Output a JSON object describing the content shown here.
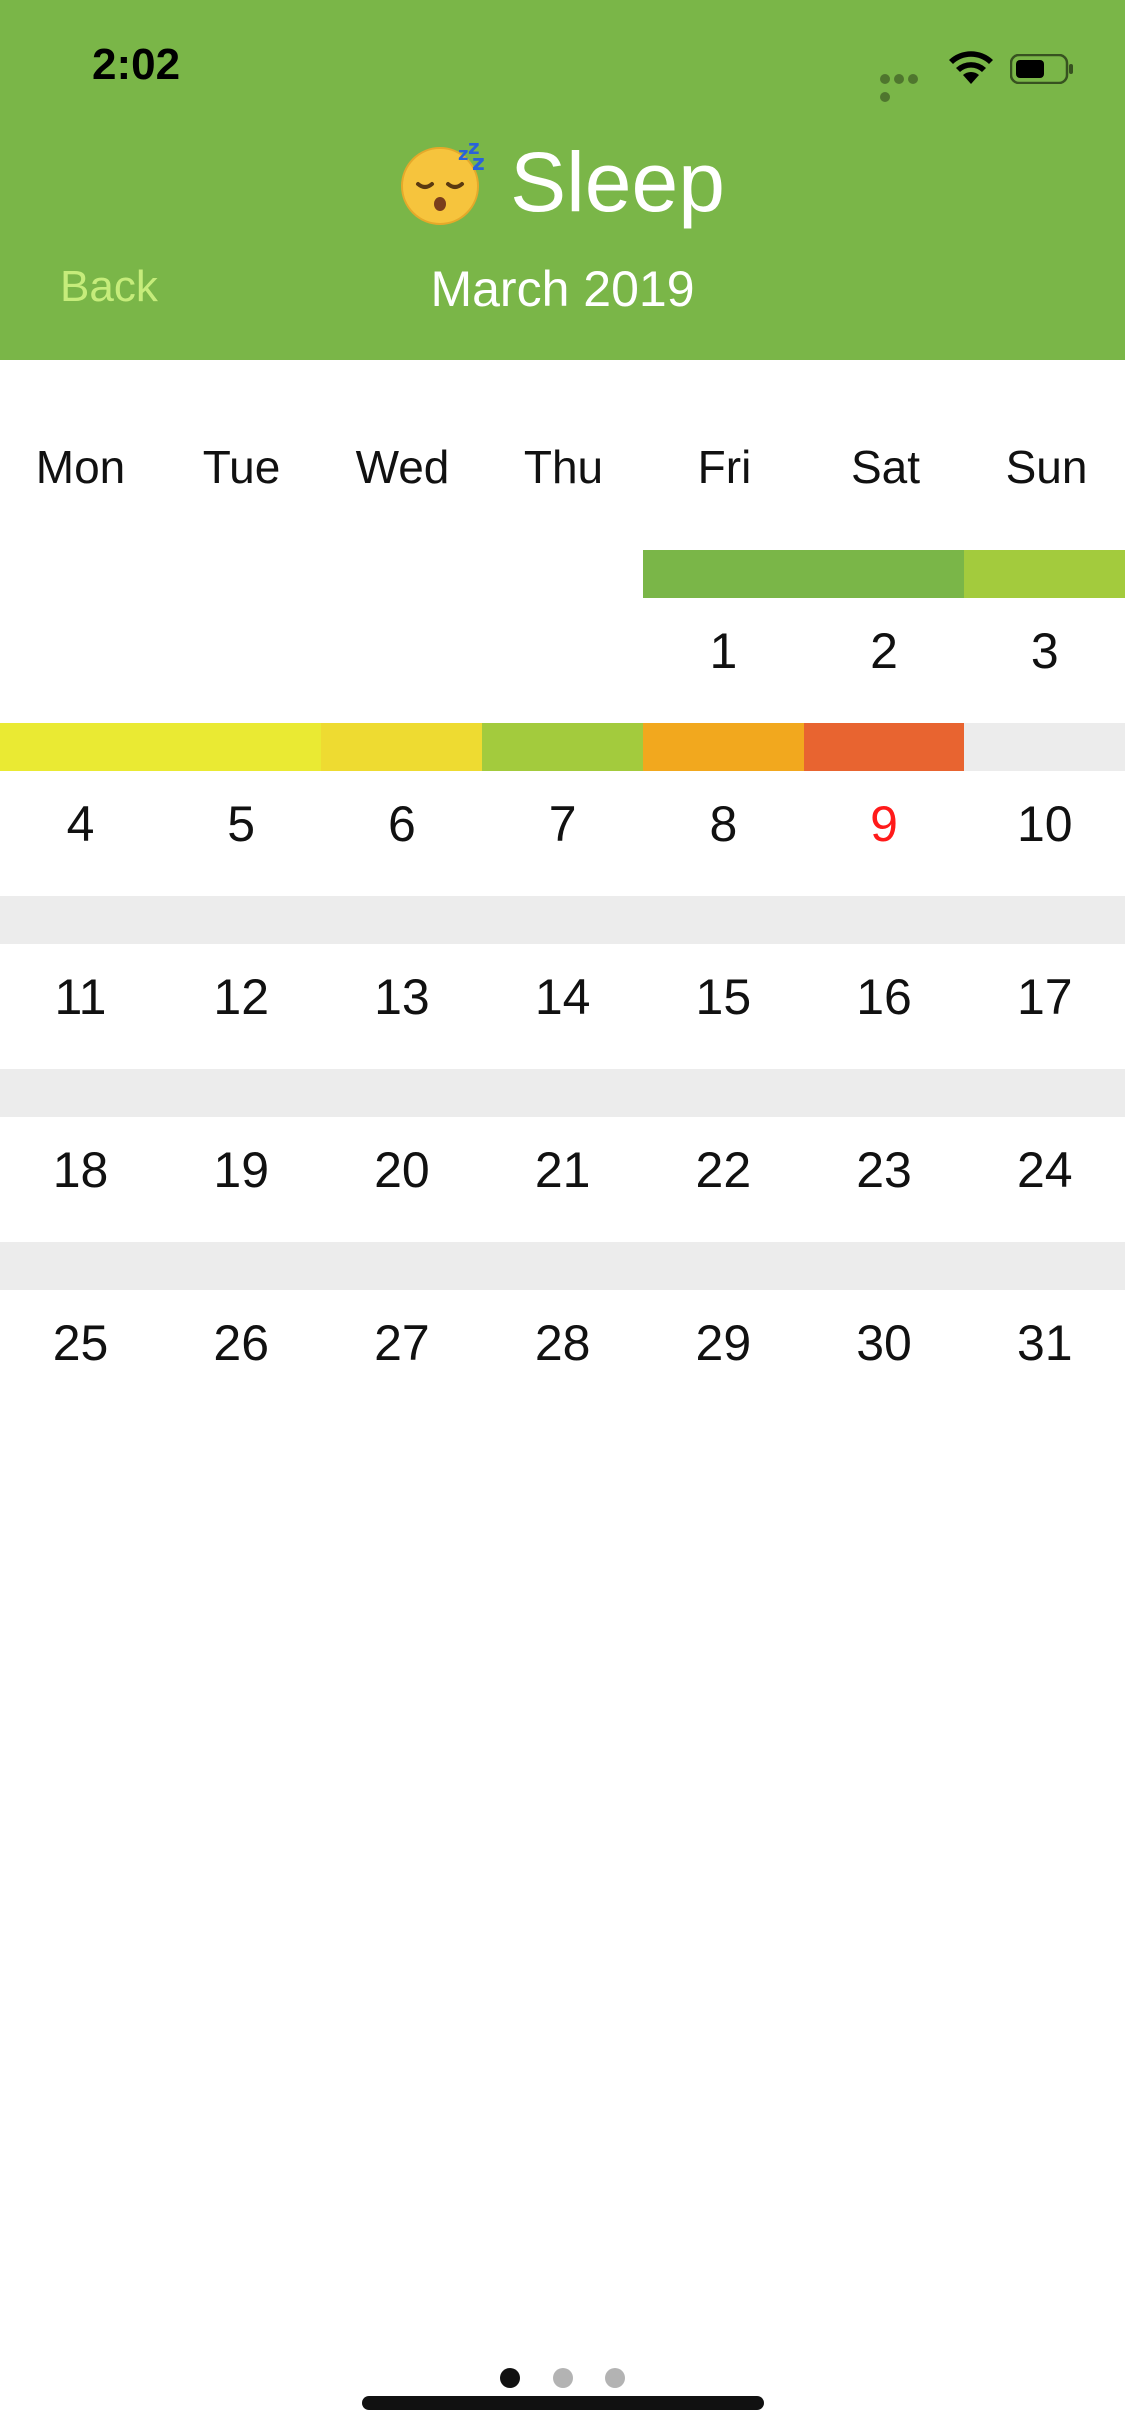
{
  "status": {
    "time": "2:02"
  },
  "header": {
    "title": "Sleep",
    "month": "March 2019",
    "back_label": "Back",
    "icon": "sleeping-face-icon",
    "color": "#7ab648"
  },
  "weekdays": [
    "Mon",
    "Tue",
    "Wed",
    "Thu",
    "Fri",
    "Sat",
    "Sun"
  ],
  "calendar": {
    "highlight_day": "9",
    "rows": [
      {
        "days": [
          "",
          "",
          "",
          "",
          "1",
          "2",
          "3"
        ],
        "bar_colors": [
          "",
          "",
          "",
          "",
          "#7ab648",
          "#7ab648",
          "#a3cb3d"
        ]
      },
      {
        "days": [
          "4",
          "5",
          "6",
          "7",
          "8",
          "9",
          "10"
        ],
        "bar_colors": [
          "#eaea33",
          "#eaea33",
          "#eedb31",
          "#a3cb3d",
          "#f2a81e",
          "#e86430",
          "#ececec"
        ]
      },
      {
        "days": [
          "11",
          "12",
          "13",
          "14",
          "15",
          "16",
          "17"
        ],
        "bar_colors": [
          "#ececec",
          "#ececec",
          "#ececec",
          "#ececec",
          "#ececec",
          "#ececec",
          "#ececec"
        ]
      },
      {
        "days": [
          "18",
          "19",
          "20",
          "21",
          "22",
          "23",
          "24"
        ],
        "bar_colors": [
          "#ececec",
          "#ececec",
          "#ececec",
          "#ececec",
          "#ececec",
          "#ececec",
          "#ececec"
        ]
      },
      {
        "days": [
          "25",
          "26",
          "27",
          "28",
          "29",
          "30",
          "31"
        ],
        "bar_colors": [
          "#ececec",
          "#ececec",
          "#ececec",
          "#ececec",
          "#ececec",
          "#ececec",
          "#ececec"
        ]
      }
    ]
  },
  "pager": {
    "count": 3,
    "active": 1
  }
}
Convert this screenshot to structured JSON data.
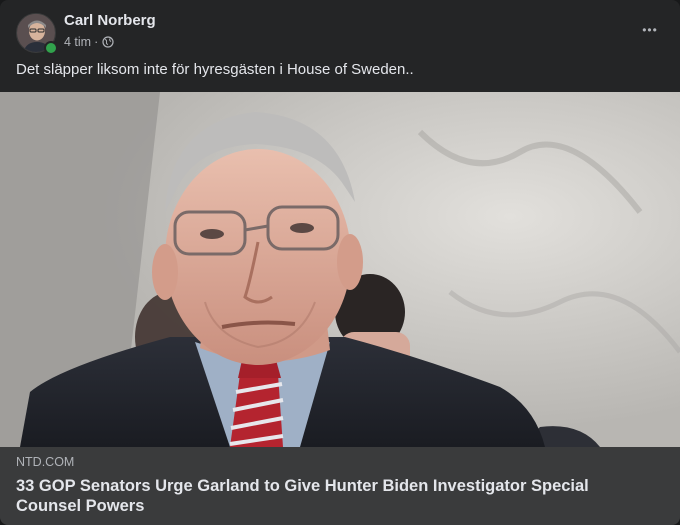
{
  "post": {
    "author": "Carl Norberg",
    "time": "4 tim",
    "separator": "·",
    "privacy_icon": "globe-icon",
    "more_label": "•••",
    "text": "Det släpper liksom inte för hyresgästen i House of Sweden.."
  },
  "link_preview": {
    "domain": "NTD.COM",
    "headline": "33 GOP Senators Urge Garland to Give Hunter Biden Investigator Special Counsel Powers"
  },
  "colors": {
    "card_bg": "#242526",
    "footer_bg": "#3a3b3c",
    "primary_text": "#e4e6eb",
    "secondary_text": "#b0b3b8",
    "online": "#31a24c"
  }
}
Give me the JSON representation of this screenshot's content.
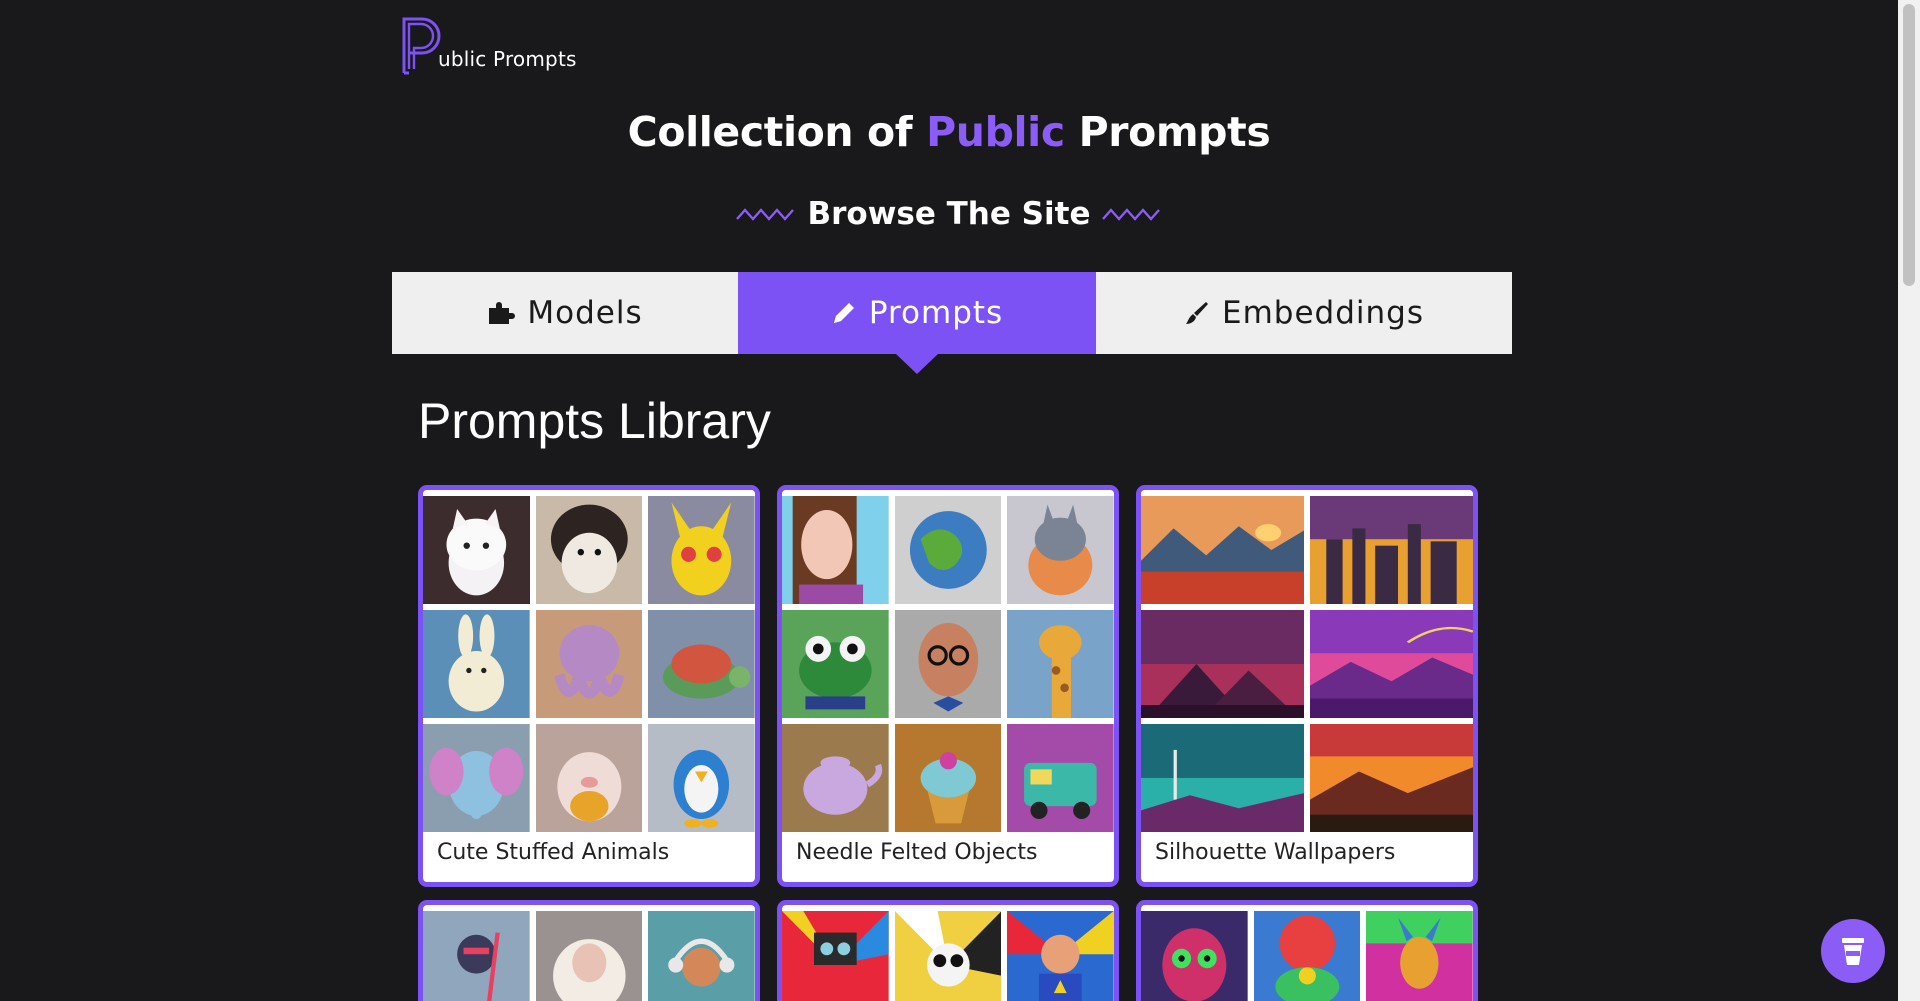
{
  "logo": {
    "text": "ublic Prompts"
  },
  "hero": {
    "prefix": "Collection of",
    "accent": "Public",
    "suffix": "Prompts"
  },
  "browse": {
    "label": "Browse The Site"
  },
  "tabs": [
    {
      "label": "Models",
      "icon": "puzzle-icon",
      "active": false
    },
    {
      "label": "Prompts",
      "icon": "pencil-icon",
      "active": true
    },
    {
      "label": "Embeddings",
      "icon": "brush-icon",
      "active": false
    }
  ],
  "library": {
    "title": "Prompts Library"
  },
  "cards": [
    {
      "caption": "Cute Stuffed Animals",
      "images": [
        "cat plush",
        "hedgehog plush",
        "pikachu plush",
        "bunny plush",
        "octopus plush",
        "turtle plush",
        "elephant plush",
        "pig plush",
        "penguin plush"
      ]
    },
    {
      "caption": "Needle Felted Objects",
      "images": [
        "girl",
        "globe",
        "totoro",
        "frog",
        "man with glasses",
        "giraffe",
        "teapot",
        "cupcake",
        "van"
      ]
    },
    {
      "caption": "Silhouette Wallpapers",
      "images": [
        "mountain sunset",
        "city skyline",
        "pyramids",
        "purple hills",
        "teal lake",
        "orange deer"
      ]
    },
    {
      "caption": "",
      "images": [
        "ninja",
        "sheep",
        "monkey"
      ]
    },
    {
      "caption": "",
      "images": [
        "pop art robot",
        "pop art panda",
        "pop art hero"
      ]
    },
    {
      "caption": "",
      "images": [
        "psychedelic skull",
        "psychedelic turtle",
        "psychedelic giraffe"
      ]
    }
  ],
  "colors": {
    "accent": "#7d52f4",
    "background": "#19181a",
    "tab_inactive": "#efefef"
  },
  "fab": {
    "icon": "coffee-cup-icon"
  }
}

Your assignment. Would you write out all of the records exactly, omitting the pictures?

Solution for this exercise.
Output a JSON object describing the content shown here.
{
  "status": {
    "time": "2:02"
  },
  "header": {
    "title": "Sleep",
    "month": "March 2019",
    "back_label": "Back",
    "icon": "sleeping-face-icon",
    "color": "#7ab648"
  },
  "weekdays": [
    "Mon",
    "Tue",
    "Wed",
    "Thu",
    "Fri",
    "Sat",
    "Sun"
  ],
  "calendar": {
    "highlight_day": "9",
    "rows": [
      {
        "days": [
          "",
          "",
          "",
          "",
          "1",
          "2",
          "3"
        ],
        "bar_colors": [
          "",
          "",
          "",
          "",
          "#7ab648",
          "#7ab648",
          "#a3cb3d"
        ]
      },
      {
        "days": [
          "4",
          "5",
          "6",
          "7",
          "8",
          "9",
          "10"
        ],
        "bar_colors": [
          "#eaea33",
          "#eaea33",
          "#eedb31",
          "#a3cb3d",
          "#f2a81e",
          "#e86430",
          "#ececec"
        ]
      },
      {
        "days": [
          "11",
          "12",
          "13",
          "14",
          "15",
          "16",
          "17"
        ],
        "bar_colors": [
          "#ececec",
          "#ececec",
          "#ececec",
          "#ececec",
          "#ececec",
          "#ececec",
          "#ececec"
        ]
      },
      {
        "days": [
          "18",
          "19",
          "20",
          "21",
          "22",
          "23",
          "24"
        ],
        "bar_colors": [
          "#ececec",
          "#ececec",
          "#ececec",
          "#ececec",
          "#ececec",
          "#ececec",
          "#ececec"
        ]
      },
      {
        "days": [
          "25",
          "26",
          "27",
          "28",
          "29",
          "30",
          "31"
        ],
        "bar_colors": [
          "#ececec",
          "#ececec",
          "#ececec",
          "#ececec",
          "#ececec",
          "#ececec",
          "#ececec"
        ]
      }
    ]
  },
  "pager": {
    "count": 3,
    "active": 1
  }
}
Convert this screenshot to structured JSON data.
{
  "post": {
    "author": "Carl Norberg",
    "time": "4 tim",
    "separator": "·",
    "privacy_icon": "globe-icon",
    "more_label": "•••",
    "text": "Det släpper liksom inte för hyresgästen i House of Sweden.."
  },
  "link_preview": {
    "domain": "NTD.COM",
    "headline": "33 GOP Senators Urge Garland to Give Hunter Biden Investigator Special Counsel Powers"
  },
  "colors": {
    "card_bg": "#242526",
    "footer_bg": "#3a3b3c",
    "primary_text": "#e4e6eb",
    "secondary_text": "#b0b3b8",
    "online": "#31a24c"
  }
}
Give me the JSON representation of this screenshot's content.
{
  "logo": {
    "text": "ublic Prompts"
  },
  "hero": {
    "prefix": "Collection of",
    "accent": "Public",
    "suffix": "Prompts"
  },
  "browse": {
    "label": "Browse The Site"
  },
  "tabs": [
    {
      "label": "Models",
      "icon": "puzzle-icon",
      "active": false
    },
    {
      "label": "Prompts",
      "icon": "pencil-icon",
      "active": true
    },
    {
      "label": "Embeddings",
      "icon": "brush-icon",
      "active": false
    }
  ],
  "library": {
    "title": "Prompts Library"
  },
  "cards": [
    {
      "caption": "Cute Stuffed Animals",
      "images": [
        "cat plush",
        "hedgehog plush",
        "pikachu plush",
        "bunny plush",
        "octopus plush",
        "turtle plush",
        "elephant plush",
        "pig plush",
        "penguin plush"
      ]
    },
    {
      "caption": "Needle Felted Objects",
      "images": [
        "girl",
        "globe",
        "totoro",
        "frog",
        "man with glasses",
        "giraffe",
        "teapot",
        "cupcake",
        "van"
      ]
    },
    {
      "caption": "Silhouette Wallpapers",
      "images": [
        "mountain sunset",
        "city skyline",
        "pyramids",
        "purple hills",
        "teal lake",
        "orange deer"
      ]
    },
    {
      "caption": "",
      "images": [
        "ninja",
        "sheep",
        "monkey"
      ]
    },
    {
      "caption": "",
      "images": [
        "pop art robot",
        "pop art panda",
        "pop art hero"
      ]
    },
    {
      "caption": "",
      "images": [
        "psychedelic skull",
        "psychedelic turtle",
        "psychedelic giraffe"
      ]
    }
  ],
  "colors": {
    "accent": "#7d52f4",
    "background": "#19181a",
    "tab_inactive": "#efefef"
  },
  "fab": {
    "icon": "coffee-cup-icon"
  }
}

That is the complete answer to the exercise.